--- Aim of the task ---
Start at the top line and retype the data exactly through to the end.

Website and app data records
***
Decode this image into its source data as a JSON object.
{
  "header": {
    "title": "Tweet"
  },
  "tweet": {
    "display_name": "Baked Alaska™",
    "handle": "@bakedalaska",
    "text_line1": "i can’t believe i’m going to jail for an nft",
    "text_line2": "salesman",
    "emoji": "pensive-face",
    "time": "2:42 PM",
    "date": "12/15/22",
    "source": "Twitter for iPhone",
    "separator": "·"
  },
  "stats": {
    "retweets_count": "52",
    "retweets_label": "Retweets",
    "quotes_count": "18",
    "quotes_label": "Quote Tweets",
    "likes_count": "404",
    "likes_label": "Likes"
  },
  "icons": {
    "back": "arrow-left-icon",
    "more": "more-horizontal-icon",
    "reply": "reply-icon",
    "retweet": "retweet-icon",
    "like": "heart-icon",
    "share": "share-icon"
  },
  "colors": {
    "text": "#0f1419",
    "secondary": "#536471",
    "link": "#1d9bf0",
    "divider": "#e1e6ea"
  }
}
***
--- Completed exercise ---
Decode this image into its source data as a JSON object.
{
  "header": {
    "title": "Tweet"
  },
  "tweet": {
    "display_name": "Baked Alaska™",
    "handle": "@bakedalaska",
    "text_line1": "i can’t believe i’m going to jail for an nft",
    "text_line2": "salesman",
    "emoji": "pensive-face",
    "time": "2:42 PM",
    "date": "12/15/22",
    "source": "Twitter for iPhone",
    "separator": "·"
  },
  "stats": {
    "retweets_count": "52",
    "retweets_label": "Retweets",
    "quotes_count": "18",
    "quotes_label": "Quote Tweets",
    "likes_count": "404",
    "likes_label": "Likes"
  },
  "icons": {
    "back": "arrow-left-icon",
    "more": "more-horizontal-icon",
    "reply": "reply-icon",
    "retweet": "retweet-icon",
    "like": "heart-icon",
    "share": "share-icon"
  },
  "colors": {
    "text": "#0f1419",
    "secondary": "#536471",
    "link": "#1d9bf0",
    "divider": "#e1e6ea"
  }
}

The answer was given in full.